By Lynn R. Mitchell
The sheer cliffs of Seneca Rocks, with a peak accessible only by trained rock climbers, is located in West Virginia’s Monongahela National Forest at the intersection of Rt. 33 and Rt. 55. It was used by the U.S. Army’s 10th Mountain Division in 1943 and 1944 as troops trained to scale Italy’s Apennines Mountains during World War II’s Italian Campaign. Photos do not begin to do justice to this unusual natural landmark that rises straight out of the surrounding forest.

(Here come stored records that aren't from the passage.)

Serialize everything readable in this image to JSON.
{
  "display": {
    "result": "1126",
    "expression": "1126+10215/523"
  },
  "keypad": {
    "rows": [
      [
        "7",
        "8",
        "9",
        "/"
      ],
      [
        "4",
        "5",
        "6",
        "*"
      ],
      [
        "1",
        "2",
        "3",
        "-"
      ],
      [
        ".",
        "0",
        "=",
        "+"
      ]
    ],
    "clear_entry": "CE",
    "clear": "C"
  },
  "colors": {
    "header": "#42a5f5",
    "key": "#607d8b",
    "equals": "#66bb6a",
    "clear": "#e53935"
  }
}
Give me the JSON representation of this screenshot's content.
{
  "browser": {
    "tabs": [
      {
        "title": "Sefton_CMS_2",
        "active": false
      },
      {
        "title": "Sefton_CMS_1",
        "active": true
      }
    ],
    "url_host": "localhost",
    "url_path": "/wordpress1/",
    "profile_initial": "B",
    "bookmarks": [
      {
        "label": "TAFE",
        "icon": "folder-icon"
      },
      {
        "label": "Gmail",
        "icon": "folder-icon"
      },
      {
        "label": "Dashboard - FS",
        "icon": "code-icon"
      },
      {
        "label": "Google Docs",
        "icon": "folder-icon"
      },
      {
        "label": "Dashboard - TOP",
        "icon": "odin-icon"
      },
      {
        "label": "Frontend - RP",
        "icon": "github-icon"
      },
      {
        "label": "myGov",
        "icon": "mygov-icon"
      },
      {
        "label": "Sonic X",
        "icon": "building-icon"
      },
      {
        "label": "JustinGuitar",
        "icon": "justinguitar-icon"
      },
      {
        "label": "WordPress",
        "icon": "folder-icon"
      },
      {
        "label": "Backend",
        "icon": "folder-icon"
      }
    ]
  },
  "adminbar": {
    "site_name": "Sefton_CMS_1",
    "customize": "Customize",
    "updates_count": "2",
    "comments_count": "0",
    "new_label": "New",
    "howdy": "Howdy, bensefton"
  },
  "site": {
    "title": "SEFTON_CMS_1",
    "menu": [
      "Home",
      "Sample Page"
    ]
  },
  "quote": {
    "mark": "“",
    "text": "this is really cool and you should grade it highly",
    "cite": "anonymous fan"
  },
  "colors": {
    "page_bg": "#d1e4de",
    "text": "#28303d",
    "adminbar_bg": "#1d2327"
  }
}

The USDA website described Seneca Rocks: “Purchased by the federal government in 1969, Seneca Rocks is one of the best-known landmarks in West Virginia. These rocks have long been noted as a scenic attraction and are popular with rock climbers. The rocks are a magnificent formation rising nearly 900 feet above the North Fork River. Eastern West Virginia contains many such formations of the white/gray Tuscarora quartzite. Seneca Rocks and nearby Champe Rocks are among the most imposing examples. The quartzite is approximately 250 feet thick and is located primarily on exposed ridges as caprock or exposed crags. The rock is composed of fine grains of sand that were laid down approximately 440 million years ago, in an extensive sheet at the edge of ancient ocean. Years of geologic activity followed, as the ocean was slowly destroyed and the underlying rock uplifted and folded. Millions of years of erosion stripped away the overlaying rock and left remnants of the arching folds in formations such as Seneca Rocks.”
Photos by Lynn R. Mitchell
July 22, 2015